Bayern Munich's recent performances have demonstrated that their early season inconsistencies are past them and their squad is in full throttle to retain their league title.
A source of criticism during their poor run was undoubtedly their defence, which was hindered by an injury, plus another player wanting to play in another position. First, it was revealed Joshua Kimmich internally pushed for playing time as a central midfielder, a request that appears to have been fulfilled. But this left a hole in Bayern’s right-back position.
Then Niklas Sule, seen as Bayern’s best defender, ruptured his crucial ligament meaning he will miss the rest of the season. With no real depth in defensive areas and as Borussia Monchengladbach and RB Leipzig distanced themselves in the table, eyes focused on Bayern’s vulnerable back-line.
Bayern’s league position, in addition to having the best defensive record (23 goals conceded and 21.4 Expected Goals Against (xGA), both best in the league) reflects that Bayern and their defence have been able to manage with what they have. However, questions still remain about their prowess.
To understand how Bayern have still managed to maintain the best defensive record in the league, let’s see how Hansi Flick has structured his side.

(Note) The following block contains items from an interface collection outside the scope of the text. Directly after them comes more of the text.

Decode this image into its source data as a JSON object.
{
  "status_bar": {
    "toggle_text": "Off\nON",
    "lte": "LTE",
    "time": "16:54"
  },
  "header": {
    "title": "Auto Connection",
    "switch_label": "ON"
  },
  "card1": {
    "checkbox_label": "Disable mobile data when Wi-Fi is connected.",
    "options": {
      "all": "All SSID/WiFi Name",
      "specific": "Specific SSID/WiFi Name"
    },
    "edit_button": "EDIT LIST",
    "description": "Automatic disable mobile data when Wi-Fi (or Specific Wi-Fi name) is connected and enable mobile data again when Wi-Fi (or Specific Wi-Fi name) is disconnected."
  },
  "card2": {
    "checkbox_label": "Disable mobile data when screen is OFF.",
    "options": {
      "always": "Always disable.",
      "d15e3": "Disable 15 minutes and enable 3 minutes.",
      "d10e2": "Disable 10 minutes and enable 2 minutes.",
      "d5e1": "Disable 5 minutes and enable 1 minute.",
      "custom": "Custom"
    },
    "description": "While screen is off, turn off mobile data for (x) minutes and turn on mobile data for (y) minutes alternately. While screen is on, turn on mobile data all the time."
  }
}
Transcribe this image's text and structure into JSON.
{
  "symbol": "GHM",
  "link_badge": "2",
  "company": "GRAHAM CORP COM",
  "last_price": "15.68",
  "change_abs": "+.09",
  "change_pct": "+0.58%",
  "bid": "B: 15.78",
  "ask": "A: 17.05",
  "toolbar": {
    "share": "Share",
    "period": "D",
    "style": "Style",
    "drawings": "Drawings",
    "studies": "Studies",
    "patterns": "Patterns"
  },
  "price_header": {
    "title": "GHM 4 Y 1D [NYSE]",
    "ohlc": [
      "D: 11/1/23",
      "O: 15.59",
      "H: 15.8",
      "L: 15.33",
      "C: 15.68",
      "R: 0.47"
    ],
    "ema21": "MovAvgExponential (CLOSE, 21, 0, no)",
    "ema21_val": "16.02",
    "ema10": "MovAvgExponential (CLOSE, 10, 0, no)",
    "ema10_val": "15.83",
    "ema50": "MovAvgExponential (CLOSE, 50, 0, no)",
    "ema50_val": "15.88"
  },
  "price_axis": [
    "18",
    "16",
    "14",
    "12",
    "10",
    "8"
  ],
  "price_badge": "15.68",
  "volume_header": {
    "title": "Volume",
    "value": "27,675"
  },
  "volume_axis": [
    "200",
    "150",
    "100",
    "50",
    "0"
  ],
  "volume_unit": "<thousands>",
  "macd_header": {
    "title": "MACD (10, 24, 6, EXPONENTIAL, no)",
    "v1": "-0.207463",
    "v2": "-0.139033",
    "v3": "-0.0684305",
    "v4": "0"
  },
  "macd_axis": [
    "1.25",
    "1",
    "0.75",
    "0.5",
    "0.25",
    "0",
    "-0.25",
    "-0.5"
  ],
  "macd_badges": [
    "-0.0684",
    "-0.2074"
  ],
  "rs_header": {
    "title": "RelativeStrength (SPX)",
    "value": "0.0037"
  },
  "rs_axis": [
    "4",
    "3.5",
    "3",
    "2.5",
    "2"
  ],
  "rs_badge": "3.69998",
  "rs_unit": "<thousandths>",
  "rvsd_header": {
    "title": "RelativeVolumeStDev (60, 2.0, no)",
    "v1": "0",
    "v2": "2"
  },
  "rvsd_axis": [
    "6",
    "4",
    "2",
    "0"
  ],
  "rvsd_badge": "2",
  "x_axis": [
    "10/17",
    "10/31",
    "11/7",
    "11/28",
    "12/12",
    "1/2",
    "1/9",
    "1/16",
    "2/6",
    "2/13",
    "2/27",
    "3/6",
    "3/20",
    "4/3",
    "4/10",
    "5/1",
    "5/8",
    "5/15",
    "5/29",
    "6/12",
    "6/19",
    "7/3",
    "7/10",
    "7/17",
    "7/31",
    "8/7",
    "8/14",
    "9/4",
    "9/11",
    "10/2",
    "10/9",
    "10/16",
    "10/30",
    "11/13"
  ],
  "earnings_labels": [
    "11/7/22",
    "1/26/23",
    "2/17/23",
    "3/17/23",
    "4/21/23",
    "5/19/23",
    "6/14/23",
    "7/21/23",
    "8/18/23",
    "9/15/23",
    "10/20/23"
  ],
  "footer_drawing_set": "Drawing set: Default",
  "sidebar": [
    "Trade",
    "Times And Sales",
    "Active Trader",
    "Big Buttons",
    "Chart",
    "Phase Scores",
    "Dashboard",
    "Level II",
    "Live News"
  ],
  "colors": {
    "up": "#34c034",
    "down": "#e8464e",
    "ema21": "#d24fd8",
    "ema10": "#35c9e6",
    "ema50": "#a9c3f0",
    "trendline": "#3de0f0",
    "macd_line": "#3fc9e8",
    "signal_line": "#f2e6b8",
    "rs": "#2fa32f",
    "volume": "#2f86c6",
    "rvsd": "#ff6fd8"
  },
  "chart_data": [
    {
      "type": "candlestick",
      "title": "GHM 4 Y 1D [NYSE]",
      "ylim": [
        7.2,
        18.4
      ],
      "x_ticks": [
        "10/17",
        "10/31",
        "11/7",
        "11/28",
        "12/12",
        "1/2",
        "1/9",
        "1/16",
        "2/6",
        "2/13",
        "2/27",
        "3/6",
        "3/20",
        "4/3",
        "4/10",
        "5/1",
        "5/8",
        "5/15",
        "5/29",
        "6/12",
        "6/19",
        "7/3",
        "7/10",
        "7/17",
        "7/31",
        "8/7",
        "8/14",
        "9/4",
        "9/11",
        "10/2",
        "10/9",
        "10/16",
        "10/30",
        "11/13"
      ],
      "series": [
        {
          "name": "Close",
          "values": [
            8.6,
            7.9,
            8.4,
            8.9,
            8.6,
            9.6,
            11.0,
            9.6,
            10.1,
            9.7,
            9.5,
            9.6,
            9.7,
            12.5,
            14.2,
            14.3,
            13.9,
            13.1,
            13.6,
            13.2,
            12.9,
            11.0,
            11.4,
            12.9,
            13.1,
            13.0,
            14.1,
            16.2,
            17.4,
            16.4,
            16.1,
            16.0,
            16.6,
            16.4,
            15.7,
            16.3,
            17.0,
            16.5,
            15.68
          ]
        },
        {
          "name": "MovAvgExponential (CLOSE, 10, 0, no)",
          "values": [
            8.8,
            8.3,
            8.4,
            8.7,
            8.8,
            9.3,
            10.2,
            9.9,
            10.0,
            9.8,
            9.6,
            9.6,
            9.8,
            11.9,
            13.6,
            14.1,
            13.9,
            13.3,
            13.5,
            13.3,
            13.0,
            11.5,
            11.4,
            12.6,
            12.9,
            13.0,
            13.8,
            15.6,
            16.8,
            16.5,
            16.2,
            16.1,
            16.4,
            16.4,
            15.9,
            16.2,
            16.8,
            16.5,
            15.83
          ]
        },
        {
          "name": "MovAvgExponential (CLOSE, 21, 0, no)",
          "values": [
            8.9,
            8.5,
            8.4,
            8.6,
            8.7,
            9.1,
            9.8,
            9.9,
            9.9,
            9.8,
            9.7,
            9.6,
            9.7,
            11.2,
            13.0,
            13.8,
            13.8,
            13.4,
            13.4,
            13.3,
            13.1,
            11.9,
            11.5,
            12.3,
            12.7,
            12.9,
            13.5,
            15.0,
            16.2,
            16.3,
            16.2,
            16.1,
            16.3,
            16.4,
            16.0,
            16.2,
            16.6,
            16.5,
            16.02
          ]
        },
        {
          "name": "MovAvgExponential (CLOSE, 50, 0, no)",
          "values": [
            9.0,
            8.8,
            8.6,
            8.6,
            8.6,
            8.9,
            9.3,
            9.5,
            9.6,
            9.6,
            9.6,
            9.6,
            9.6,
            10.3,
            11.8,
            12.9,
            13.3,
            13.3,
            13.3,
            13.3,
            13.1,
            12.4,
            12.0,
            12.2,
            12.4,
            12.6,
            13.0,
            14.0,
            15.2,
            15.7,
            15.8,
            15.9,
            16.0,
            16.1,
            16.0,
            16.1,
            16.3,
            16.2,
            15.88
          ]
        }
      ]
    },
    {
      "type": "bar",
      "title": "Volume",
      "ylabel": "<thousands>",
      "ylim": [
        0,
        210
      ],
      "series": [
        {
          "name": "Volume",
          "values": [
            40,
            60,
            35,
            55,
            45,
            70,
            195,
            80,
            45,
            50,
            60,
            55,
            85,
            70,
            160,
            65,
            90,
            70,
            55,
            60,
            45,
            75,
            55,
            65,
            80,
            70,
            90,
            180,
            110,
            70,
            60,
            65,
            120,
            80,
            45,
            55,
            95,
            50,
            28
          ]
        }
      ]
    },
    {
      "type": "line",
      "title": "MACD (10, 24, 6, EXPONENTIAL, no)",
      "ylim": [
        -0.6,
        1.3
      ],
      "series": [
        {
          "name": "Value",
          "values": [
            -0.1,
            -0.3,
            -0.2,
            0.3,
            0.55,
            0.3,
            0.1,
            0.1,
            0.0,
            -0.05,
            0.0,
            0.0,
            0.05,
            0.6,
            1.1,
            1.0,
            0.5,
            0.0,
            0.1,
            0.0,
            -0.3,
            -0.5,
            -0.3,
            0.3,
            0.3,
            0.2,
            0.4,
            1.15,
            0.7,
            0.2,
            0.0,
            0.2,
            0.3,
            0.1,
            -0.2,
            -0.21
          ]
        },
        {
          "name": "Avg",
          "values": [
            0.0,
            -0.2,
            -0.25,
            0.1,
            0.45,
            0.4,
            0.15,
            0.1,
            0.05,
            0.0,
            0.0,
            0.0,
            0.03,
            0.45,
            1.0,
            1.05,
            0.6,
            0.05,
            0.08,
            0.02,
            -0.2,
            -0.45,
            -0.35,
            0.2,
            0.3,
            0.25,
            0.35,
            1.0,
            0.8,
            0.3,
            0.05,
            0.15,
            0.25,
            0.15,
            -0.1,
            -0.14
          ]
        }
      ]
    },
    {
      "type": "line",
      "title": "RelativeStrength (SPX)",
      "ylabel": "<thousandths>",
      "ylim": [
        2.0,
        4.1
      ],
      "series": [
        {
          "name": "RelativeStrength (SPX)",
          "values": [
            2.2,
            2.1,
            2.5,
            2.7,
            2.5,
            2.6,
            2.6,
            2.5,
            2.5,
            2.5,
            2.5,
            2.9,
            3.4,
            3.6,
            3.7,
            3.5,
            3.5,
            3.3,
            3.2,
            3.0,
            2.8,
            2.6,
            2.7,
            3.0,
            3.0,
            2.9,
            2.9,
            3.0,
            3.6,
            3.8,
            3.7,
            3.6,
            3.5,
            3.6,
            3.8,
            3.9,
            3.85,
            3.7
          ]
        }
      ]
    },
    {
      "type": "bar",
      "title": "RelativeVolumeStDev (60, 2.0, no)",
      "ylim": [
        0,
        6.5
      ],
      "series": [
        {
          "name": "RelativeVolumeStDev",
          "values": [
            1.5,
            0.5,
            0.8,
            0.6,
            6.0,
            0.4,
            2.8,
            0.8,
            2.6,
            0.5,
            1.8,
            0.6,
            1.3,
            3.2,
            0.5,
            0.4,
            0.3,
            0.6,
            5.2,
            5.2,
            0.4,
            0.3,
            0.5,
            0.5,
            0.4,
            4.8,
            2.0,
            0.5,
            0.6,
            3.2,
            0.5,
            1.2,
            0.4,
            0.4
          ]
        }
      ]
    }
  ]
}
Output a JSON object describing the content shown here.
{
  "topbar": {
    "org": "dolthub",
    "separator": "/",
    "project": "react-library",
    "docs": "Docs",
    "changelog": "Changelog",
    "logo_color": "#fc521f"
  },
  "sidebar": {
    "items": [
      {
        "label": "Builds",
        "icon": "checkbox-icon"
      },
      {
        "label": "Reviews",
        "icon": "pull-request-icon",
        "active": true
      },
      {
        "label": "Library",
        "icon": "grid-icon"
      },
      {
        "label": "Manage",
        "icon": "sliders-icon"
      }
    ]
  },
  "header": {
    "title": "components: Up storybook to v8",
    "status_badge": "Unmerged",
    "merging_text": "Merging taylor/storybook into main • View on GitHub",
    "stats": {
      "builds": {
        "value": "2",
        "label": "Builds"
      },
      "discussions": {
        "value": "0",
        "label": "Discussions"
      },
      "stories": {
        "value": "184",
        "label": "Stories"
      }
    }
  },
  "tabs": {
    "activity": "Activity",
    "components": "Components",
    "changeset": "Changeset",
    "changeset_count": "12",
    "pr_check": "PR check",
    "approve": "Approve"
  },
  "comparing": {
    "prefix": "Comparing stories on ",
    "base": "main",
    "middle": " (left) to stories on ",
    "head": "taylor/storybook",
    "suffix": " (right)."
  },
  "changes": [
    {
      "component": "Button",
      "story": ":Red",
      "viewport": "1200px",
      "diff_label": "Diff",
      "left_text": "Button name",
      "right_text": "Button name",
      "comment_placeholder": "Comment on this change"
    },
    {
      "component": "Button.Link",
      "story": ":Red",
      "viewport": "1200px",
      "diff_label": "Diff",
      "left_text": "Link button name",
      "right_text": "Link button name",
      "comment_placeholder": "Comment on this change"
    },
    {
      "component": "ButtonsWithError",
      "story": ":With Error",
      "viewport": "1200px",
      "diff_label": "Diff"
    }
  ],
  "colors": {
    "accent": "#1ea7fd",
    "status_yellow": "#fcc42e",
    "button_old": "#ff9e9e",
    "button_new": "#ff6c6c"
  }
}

Flick has mainly deployed a 4-2-3-1 formation, with the back-line consisting of Alphonso Davies and Benjamin Pavard as wing-backs and a central pairing of David Alaba and Javi Martinez. In Bayern’s last four matches, however, Jerome Boateng has replaced Martinez because of an injury and individually the quartet make an unconventional back-line to say the least.
Davies is naturally a winger, but he has adapted to his left-back role well; he is often found much further up the pitch providing width and putting in crosses. The 19-year-old has however relied on his electric speed and work rate to make up for his defensive positioning errors. David Alaba, a player who has proven he can play a number of different positions, has shifted over to centre-back with former defensive midfielder Javi Martinez. Meanwhile Pavard, who has played as a centre-back for the France and Stuttgart, was moved to right-back, not an entirely foreign position for him.
Bayern’s back-line is attack minded. Davies takes up more advanced areas when possible, as does Pavard to a slightly lesser extent. Alaba slots into central midfield areas to provide support when needed. In their recent match against RB Leipzig we can clearly see how Bayern’s defence can be attacked.
In the second minute, Davies was dispossessed by Konrad Laimer, who quickly passed the ball to Christopher Nkunku to launch RB Leipzig’s counter-attack. Bayern’s shape during this transition was a worry; both Alaba and Davies were pushed forward, the latter the most advanced player for Bayern at this moment. After Marcel Sabitzer played through Dani Olmo, Bayern relied on Davies’ pace to bail them out and make a tackle.
Next, looking at the individual contributions of Bayern’s back-line, a different picture is painted.
Bayern’s defenders excel at interceptions and not allowing opponents to dribble past them - two metrics more important than tackles won in their context. Tackles won is typically a metric favoured by sides that are under consistent offensive pressure and their defenders are forced into last-ditch tackles after their team’s defensive shape is broken down.
For Bayern interceptions are much more important. However, how well Bayern can stop opponents from dribbling past their defenders is vital too. As we have seen in the example from the RB Leipzig match, when Bayern are exposed to quick counter-attacks, their opponents just need to escape one defender to get a shot off in a dangerous area.
Although Bayern’s makeshift defence is holding strong the bulk of their fixtures is just a few weeks away. But they’ve proven in their most recent title battles that they can hold RB Leipzig, arguably the best offence in the league, scoreless.